Farm ministers resist EU Green Deal
Farm ministers today gave a cool welcome to EU plans for new laws to greatly reduce pesticides, fertilisers and boost ecological farming.
At a meeting in Luxembourg, the European Environmental Bureau understands that ministers from across Europe merely “took note” of an EU Farm to Fork Strategy and demanded lengthy impact assessments before any new legal proposals. However, today, a report for the European Environment Agency found Europe’s nature in “serious, continuing decline,” with farming “the most common pressure.”
Tomorrow ministers will agree their position on Europe’s next five year farm policy, starting 2023, a mammoth €350 billion fund for farmers that will have a huge impact on the environment. Leaks suggest it will fundamentally clash with Farm to Fork, creating “illegal” incoherence.
Asger Mindegaard, a policy officer for agriculture at the European Environmental Bureau (EEB), said:
“These ministers are a lost cause, being chained to industrial farming interests. That’s bad news for nature, but it is also egg on the face of the European Commission, since farming is a big part of the much-hyped European Green Deal. That deal is in danger of becoming hot air. To avoid it becoming an embarrassment, the Commission may have to withdraw this farm policy and come back with one that is better aligned with the EU Green Deal.”

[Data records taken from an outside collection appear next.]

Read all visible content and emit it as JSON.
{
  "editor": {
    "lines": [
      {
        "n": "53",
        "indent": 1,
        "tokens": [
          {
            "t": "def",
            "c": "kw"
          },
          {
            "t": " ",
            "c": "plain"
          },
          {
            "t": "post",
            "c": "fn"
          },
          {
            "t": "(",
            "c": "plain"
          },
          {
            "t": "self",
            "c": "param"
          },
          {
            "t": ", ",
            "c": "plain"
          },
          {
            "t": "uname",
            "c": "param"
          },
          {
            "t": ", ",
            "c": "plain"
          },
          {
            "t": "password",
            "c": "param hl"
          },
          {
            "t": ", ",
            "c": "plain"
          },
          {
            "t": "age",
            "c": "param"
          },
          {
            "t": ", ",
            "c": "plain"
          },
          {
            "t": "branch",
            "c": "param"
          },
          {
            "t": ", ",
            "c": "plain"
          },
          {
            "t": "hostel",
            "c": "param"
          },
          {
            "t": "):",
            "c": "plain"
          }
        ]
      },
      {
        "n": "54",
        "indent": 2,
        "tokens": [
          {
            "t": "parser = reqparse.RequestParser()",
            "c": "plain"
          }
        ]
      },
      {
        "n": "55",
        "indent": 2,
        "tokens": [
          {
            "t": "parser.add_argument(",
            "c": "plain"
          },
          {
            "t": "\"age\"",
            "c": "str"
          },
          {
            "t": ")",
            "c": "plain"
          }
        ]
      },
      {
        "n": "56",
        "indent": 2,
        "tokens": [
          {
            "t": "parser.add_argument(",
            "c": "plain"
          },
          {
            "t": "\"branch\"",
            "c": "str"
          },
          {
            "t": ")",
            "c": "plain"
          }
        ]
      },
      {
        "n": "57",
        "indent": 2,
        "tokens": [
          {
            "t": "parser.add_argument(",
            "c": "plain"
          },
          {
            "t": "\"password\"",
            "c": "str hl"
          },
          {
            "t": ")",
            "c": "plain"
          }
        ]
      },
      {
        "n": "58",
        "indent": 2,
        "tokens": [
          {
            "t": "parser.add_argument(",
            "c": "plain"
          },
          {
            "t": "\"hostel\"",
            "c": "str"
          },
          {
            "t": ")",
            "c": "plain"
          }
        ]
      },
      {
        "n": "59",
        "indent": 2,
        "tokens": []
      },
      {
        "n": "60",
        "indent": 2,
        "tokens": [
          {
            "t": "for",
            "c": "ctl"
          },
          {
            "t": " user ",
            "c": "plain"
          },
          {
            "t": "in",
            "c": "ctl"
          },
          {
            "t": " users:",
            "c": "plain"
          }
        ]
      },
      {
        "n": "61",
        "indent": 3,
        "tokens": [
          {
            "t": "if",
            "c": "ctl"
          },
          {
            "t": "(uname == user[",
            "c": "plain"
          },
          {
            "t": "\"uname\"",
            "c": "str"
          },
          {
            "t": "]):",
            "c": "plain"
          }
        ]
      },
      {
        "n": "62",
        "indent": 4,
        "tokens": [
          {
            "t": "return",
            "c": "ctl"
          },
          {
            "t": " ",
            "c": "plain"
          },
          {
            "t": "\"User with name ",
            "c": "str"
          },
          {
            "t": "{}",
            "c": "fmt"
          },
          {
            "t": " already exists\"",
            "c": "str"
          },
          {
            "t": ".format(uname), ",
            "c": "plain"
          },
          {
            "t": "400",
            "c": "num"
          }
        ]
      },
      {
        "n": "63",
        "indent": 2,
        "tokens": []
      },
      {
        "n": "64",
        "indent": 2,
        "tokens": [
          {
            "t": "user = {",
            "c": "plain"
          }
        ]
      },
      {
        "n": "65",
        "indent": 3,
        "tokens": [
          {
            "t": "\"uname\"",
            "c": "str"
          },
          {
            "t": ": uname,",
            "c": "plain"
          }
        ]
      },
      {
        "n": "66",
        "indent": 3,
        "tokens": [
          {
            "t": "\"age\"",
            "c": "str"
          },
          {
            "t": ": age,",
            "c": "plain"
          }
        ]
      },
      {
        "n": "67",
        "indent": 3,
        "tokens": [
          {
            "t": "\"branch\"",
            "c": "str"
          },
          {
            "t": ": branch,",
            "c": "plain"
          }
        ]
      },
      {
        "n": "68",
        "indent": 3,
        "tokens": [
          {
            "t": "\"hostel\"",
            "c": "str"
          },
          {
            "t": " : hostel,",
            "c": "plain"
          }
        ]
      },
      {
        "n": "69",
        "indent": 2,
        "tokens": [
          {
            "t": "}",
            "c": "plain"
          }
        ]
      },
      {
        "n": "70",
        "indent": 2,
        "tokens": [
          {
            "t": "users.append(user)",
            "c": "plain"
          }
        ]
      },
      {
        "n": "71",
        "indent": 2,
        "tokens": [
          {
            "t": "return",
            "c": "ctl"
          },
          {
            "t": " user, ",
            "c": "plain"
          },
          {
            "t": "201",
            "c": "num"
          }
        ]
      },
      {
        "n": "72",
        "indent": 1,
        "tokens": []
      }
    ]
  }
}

Protesters outside the European Parliament today. Parliamentarians are due to vote on the CAP later this week